Around 25,000 vehicles currently travel along the A57 through Mottram every day, including more than 2,000 HGVs.
The village is on the key 25-mile trans-Pennine route between Manchester and Sheffield, connecting the M67 in the North West to the M1 in Yorkshire.
The new dual carriageway would run from the end of the M67 (junction 4) and through a new underpass to the north of Mottram. The road would then join the A57 east of the junction with the A6018 (Black Moor).
A new single carriageway road is also being planned to link the A57 from Mottram Moor to Woolley Bridge, taking traffic away from the current route of the A57 along Woolley Lane.
Andy Dawson, Highways England’s project manager, said: “We’re pleased to have a contractor on board for the bypass which will take traffic away from Mottram in Longdendale, and provide quicker, safer and more reliable journeys for thousands of drivers every day.
“The bypass is part of a series of improvements we’re planning to improve journeys on the trans-Pennine route between Manchester and Sheffield, along the A57, A628 and A616.
“We can now start the detailed design work for the bypass and expect to be able to hold a public consultation on our proposals this winter.”
The Mottram bypass is among £14 billion of projects just unveiled by Highways England over the next five years, increasing the quality, capacity and safety of the motorways and major A roads that have helped keep the country going during Covid-19 pandemic.
Almost £11bn will also go into improving everyday journeys by repairing and replacing parts of the strategic road network which connects the country, largely built in the 1960s and 70s.
Four major road schemes are due to be completed in the North West by spring 2025, and another five major projects are planned to start construction including the Mottram bypass.
Phil Clifton, managing director of Balfour Beatty’s Highways business, said: “Balfour Beatty, and our design partners, Atkins, are proud to be delivering this critical project to support economic growth in the North of England.
“We are pleased to contribute to the development of the local area by connecting communities and bringing additional social value through the use of local suppliers and supporting employment opportunities within the area, helping to leave a lasting legacy in the communities in which we work.”
Work also started earlier this year to improve the flow of traffic and increase capacity at Westwood roundabout in Tankersley, on the stretch of the Manchester to Sheffield route near the M1 in South Yorkshire.
Highways England is widening the approach roads at the junction and adding an extra lane on the roundabout to increase capacity, as well as installing traffic lights to help reduce congestion and make journeys more reliable.
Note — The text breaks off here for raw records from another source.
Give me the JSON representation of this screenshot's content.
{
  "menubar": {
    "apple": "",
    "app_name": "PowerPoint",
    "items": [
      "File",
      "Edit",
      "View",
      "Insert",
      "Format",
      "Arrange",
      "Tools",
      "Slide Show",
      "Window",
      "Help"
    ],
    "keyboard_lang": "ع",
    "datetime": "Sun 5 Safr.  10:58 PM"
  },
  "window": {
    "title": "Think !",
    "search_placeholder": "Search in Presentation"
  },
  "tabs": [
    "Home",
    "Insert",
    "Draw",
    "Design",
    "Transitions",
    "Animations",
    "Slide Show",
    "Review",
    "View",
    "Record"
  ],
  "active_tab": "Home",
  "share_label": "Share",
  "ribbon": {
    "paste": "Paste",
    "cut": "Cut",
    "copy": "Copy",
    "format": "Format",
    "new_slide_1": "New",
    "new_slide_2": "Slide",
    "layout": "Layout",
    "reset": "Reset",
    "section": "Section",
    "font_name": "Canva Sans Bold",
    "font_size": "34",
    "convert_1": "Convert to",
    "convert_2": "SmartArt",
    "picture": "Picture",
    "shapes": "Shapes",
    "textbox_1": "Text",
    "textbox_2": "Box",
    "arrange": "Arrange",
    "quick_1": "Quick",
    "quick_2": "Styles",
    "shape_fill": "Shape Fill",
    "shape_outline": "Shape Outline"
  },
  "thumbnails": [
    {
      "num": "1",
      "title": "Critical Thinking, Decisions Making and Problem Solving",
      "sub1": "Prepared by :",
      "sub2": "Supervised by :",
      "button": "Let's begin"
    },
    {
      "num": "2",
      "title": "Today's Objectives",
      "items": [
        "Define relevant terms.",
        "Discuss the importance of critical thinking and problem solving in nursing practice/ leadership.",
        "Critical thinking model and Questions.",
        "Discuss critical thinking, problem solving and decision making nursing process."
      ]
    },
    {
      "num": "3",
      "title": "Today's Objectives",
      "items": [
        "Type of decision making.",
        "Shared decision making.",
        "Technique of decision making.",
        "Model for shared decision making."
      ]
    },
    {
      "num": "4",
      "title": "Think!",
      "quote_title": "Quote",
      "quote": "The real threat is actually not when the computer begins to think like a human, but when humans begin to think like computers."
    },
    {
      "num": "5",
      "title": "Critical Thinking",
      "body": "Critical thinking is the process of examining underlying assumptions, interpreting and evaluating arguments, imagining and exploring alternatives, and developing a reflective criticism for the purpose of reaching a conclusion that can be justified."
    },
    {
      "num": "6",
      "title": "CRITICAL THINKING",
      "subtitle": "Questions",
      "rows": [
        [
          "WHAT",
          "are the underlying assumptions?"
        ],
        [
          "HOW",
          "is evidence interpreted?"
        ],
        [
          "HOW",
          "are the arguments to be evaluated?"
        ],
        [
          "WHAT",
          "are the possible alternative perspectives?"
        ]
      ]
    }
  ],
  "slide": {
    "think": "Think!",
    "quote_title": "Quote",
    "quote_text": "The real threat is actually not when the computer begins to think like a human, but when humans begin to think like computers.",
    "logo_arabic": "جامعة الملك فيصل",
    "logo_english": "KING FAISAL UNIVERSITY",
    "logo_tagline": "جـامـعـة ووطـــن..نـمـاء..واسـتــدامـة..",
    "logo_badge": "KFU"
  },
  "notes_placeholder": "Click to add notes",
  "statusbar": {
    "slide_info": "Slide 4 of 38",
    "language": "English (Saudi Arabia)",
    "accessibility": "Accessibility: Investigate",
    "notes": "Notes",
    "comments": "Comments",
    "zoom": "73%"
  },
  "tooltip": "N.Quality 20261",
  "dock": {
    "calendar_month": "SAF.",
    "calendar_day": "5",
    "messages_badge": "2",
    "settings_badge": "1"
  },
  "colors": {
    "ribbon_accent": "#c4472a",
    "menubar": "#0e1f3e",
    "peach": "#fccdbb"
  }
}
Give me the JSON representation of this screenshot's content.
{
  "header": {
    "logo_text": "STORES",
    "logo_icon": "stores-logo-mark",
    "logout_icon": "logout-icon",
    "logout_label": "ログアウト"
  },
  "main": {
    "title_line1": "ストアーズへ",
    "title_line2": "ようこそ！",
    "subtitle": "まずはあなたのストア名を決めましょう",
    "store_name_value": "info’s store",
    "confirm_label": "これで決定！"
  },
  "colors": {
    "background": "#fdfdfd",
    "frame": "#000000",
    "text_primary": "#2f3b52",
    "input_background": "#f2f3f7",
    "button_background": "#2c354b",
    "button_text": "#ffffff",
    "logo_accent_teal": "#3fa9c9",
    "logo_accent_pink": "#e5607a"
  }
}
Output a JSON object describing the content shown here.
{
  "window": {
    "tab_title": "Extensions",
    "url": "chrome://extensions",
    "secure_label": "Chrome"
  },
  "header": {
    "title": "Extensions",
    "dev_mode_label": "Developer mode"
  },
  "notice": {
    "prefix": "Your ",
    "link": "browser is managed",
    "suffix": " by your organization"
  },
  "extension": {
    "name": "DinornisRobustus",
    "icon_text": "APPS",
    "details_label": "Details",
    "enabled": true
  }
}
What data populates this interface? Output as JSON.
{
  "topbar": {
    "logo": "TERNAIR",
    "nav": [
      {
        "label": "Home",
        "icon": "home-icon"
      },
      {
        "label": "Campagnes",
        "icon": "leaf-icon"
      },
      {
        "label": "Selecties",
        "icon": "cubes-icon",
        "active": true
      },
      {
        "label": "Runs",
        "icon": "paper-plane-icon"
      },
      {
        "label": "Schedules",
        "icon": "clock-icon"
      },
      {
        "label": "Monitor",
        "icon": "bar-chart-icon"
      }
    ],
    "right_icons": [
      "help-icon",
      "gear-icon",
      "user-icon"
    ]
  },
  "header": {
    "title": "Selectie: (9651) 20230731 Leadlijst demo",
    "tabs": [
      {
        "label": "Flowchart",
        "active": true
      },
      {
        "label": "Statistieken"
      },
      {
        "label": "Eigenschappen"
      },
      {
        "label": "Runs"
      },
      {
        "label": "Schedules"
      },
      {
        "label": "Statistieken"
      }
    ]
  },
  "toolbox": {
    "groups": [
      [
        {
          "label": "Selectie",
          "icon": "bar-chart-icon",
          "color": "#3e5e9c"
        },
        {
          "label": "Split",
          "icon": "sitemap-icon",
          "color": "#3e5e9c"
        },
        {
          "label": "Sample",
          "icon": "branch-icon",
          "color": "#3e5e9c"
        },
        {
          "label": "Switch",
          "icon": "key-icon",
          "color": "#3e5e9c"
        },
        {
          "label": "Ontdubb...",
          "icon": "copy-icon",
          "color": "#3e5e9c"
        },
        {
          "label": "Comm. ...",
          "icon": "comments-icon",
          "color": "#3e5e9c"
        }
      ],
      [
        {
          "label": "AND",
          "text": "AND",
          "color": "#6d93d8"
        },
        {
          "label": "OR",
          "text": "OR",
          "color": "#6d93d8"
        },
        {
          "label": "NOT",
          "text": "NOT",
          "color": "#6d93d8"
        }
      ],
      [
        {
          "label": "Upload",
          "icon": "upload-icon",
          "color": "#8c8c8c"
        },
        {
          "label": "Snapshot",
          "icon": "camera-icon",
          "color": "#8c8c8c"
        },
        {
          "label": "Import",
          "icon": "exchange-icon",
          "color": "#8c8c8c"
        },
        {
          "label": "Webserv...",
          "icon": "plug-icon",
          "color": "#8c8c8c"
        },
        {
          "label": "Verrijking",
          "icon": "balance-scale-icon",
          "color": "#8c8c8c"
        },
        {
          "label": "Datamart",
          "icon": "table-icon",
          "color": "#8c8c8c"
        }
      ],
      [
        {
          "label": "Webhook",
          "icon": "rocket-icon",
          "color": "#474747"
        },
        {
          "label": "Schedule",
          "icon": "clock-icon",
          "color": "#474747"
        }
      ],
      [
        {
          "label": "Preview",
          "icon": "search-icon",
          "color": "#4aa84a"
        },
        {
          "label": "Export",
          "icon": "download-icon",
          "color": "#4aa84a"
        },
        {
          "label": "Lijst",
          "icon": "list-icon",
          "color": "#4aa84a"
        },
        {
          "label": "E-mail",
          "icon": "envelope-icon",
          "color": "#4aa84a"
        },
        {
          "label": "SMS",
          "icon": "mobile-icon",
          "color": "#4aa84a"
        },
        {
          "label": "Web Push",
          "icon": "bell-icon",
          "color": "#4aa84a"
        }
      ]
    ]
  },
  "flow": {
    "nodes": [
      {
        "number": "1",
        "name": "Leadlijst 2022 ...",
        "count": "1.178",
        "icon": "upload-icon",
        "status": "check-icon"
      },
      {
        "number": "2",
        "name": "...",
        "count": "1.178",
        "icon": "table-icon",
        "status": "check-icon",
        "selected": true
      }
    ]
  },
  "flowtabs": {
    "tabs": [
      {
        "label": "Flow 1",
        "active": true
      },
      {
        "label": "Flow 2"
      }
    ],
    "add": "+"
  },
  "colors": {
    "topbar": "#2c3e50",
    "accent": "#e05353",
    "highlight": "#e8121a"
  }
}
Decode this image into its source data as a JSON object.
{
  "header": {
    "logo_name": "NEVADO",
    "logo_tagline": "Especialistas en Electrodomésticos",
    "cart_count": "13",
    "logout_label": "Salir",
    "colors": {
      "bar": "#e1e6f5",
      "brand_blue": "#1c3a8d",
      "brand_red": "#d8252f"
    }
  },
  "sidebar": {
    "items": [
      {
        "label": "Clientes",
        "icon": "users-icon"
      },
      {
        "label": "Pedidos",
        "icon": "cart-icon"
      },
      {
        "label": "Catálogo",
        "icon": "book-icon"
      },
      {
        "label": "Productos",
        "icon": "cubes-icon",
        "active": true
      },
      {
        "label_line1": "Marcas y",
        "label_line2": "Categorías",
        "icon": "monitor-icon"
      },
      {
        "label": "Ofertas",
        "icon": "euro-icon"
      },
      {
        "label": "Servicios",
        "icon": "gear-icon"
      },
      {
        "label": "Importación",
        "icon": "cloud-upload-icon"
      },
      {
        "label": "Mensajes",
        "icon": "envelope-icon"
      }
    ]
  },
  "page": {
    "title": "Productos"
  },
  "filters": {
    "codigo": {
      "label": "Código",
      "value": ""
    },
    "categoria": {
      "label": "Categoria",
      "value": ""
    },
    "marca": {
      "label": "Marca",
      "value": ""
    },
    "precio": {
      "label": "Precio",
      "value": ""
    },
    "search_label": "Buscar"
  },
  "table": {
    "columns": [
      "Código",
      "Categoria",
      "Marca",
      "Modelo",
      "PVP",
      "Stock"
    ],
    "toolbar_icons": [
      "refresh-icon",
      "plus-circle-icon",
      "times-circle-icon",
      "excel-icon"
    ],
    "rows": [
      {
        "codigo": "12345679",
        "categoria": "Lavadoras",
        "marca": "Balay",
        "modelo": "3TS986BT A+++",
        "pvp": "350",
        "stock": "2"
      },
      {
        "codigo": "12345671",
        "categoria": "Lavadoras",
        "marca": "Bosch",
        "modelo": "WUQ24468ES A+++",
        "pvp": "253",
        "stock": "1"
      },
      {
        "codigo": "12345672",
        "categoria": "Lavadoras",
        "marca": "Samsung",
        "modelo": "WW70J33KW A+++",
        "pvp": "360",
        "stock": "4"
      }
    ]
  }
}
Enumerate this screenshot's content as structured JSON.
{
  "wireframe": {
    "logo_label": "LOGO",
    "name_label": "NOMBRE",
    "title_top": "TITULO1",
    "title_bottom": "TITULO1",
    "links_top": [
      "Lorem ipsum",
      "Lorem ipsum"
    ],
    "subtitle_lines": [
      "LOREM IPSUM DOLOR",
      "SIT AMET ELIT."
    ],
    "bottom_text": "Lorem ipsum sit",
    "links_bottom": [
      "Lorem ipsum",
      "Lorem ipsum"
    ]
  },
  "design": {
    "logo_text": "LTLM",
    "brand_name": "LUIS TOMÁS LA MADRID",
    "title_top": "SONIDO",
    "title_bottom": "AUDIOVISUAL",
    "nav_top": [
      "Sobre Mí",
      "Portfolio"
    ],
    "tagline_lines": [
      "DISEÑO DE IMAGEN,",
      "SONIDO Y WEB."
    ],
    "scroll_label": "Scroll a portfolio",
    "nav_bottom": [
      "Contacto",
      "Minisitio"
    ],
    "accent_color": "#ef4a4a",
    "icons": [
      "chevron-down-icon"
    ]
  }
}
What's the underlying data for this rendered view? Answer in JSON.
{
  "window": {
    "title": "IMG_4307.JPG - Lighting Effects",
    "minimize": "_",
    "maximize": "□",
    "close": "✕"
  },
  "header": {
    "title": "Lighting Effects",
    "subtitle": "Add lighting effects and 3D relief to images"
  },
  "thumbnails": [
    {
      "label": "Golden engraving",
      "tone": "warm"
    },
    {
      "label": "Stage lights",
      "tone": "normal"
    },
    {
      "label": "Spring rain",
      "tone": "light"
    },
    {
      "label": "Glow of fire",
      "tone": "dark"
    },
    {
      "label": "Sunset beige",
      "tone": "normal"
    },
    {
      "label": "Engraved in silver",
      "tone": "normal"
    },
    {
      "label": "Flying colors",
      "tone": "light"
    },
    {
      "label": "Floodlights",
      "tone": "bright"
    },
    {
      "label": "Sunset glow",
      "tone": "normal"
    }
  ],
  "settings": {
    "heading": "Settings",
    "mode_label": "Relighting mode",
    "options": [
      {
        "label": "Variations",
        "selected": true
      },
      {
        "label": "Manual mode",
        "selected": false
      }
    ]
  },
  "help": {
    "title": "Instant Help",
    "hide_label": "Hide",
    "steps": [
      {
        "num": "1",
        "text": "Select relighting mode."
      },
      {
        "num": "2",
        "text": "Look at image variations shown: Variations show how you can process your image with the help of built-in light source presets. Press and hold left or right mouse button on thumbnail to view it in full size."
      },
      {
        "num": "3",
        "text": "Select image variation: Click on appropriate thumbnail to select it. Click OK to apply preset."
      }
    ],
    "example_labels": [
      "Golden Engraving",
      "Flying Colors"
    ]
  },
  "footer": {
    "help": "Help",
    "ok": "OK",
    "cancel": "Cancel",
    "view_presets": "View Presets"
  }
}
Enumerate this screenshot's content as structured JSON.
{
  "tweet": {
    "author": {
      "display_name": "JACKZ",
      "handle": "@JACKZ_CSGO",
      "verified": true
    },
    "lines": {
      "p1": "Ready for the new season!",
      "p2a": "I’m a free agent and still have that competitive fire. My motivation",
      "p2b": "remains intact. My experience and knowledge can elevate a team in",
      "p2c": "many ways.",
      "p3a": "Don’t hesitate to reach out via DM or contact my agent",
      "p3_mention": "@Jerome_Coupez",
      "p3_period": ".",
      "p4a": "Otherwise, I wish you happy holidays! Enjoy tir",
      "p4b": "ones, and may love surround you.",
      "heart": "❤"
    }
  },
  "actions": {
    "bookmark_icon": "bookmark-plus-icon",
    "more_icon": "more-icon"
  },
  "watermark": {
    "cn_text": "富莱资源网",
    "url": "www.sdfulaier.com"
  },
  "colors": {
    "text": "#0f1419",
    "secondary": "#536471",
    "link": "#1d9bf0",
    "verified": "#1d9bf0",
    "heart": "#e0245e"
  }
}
New electronic road signs are also being installed along the A628 (Woodhead Pass) to provide drivers with early warnings of closures due to bad weather or other incidents.
More details on the schemes taking place along the trans-Pennine route are available at www.highwaysengland.co.uk/projects/a57a628-trans-pennine-programme
• Jonathan Reynolds, MP for Stalybridge and Hyde, discusses the Mottram bypass decision in his column in The Correspondent on page 12. Grab your free copy now!